With all kinds of cancers now being treated with advanced treatment, it’s possible to treat deadly cancers like colorectal cancer. Earlier, treating colorectal cancer with traditional surgery was not that effective and left patients with a long recovery period; however, with advanced and modern surgery methods, it’s now possible to approach treatment with a patient-centric approach and faster recovery. Let’s look at advancements in surgical techniques for colorectal cancer treatment.
Robotic-assisted surgery has advanced the traditional surgery method allowing skilled doctors to control the robot system and helping them perform surgery with precision. The robotic machine is installed with a high-definition miniature camera that allows for clear visuals of the affected area. One of the benefits of the surgery is that it makes small incisions, resulting in fewer scars, pain and faster recovery. Doctors can even treat cancer in hard-to-reach areas.
Many patient stories state that the advanced surgery option is better with fewer incisions, scars, faster recovery and reduced hospital stays. Moreover, with robotic-assisted surgery, it’s possible to completely cure cancer, giving patients a cancer-free future.
The future of robotic surgery looks bright as technology advances. There are going to be improvements in precision, visualisation and other better features included.
Laparoscopic Colon Resection Surgery
Laparoscopic colon resection surgery has emerged as an effective solution for harsh traditional surgeries with scars, hospital stays and large incisions. In this surgery, the doctors make a small incision near the tumour to remove the affected lymph nodes and cells. There are many benefits of laparoscopic surgery, like no postoperative pain, no scars, no large incisions, and no longer hospital stays. The surgery not only improves the treatment method but also the quality of life of the patient.
Rectal Cancer Surgery
The main aim of the surgery is to remove as many cancer cells as possible to lower the risk of recurrence. When the cancer cells have attacked 20 cm from the colon, it is called rectal cancer, which is removed with the surgery method in combination with other advanced surgeries. Doctors try to preserve the rectal functions using a tailored approach to improve the quality of life and increase the survival rate.
This approach is useful in removing small tumours. The surgery can be tailored based on the patient’s tumour condition, stage and location, based on which the cancer is treated. With Transanal Minimally Invasive Surgery (TAMIS), doctors can remove tumours preserving other cells and tissues. This approach is useful for stage 1 rectal cancer. Transanal approaches lead to success, less pain and faster recovery.
These are some advancements in colorectal cancer treatment, but we can’t ignore the importance of imaging and navigation systems as they help in providing crucial data during the surgery, and provide guidance and assistance to surgeons. They are part of the advanced methods and surgeries that doctors have been using to treat colorectal cancer. Details like tumour size, location, and surrounding areas’ condition are provided by this system. It uses machines like CT, MRI and real-time detection.

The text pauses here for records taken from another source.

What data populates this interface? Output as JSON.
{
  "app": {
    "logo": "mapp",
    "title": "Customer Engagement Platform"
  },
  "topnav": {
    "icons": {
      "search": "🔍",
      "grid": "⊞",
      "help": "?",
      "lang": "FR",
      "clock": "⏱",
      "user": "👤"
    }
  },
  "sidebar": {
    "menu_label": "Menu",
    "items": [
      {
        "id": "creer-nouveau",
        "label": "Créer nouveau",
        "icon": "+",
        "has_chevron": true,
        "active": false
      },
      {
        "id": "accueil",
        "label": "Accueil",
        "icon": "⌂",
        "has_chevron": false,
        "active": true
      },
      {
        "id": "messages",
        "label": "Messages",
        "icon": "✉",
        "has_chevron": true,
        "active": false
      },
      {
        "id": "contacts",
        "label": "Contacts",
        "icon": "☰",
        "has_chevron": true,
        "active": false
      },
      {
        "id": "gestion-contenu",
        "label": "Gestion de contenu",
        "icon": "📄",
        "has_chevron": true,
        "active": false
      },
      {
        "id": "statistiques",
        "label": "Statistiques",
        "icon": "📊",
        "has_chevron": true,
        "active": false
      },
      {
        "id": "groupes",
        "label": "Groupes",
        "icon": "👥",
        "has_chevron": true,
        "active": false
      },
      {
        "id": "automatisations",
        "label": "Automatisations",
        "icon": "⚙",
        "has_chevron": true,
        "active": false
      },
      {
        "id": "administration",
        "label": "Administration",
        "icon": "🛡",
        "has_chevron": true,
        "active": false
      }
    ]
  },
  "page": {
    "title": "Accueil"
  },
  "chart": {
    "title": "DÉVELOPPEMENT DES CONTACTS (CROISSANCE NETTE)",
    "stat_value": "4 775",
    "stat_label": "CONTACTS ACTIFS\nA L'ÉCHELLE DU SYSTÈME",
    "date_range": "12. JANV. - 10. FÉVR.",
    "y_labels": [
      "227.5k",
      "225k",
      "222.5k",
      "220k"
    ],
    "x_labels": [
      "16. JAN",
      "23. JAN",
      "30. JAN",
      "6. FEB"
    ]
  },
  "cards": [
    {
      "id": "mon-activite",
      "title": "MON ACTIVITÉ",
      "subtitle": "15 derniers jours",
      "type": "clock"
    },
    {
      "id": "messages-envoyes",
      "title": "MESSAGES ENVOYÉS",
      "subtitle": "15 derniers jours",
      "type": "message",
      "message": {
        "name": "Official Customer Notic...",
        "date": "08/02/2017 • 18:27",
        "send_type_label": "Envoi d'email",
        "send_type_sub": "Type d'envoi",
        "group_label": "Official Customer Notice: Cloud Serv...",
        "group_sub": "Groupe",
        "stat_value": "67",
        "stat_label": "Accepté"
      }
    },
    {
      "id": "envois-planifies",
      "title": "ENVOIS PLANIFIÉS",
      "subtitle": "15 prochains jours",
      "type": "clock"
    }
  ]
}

Treating colorectal cancer is now much better with advanced technologies and treatments providing patients hope that they can be cured and have a life ahead. From robotic surgery to laparoscopic surgery, the medical field has advanced and now different types of colorectal cancer can be treated with less invasive methods. The future seems to be bright for improvements in surgical methods. With continued work and technology, surgical methods continue to improve towards better health and well-being.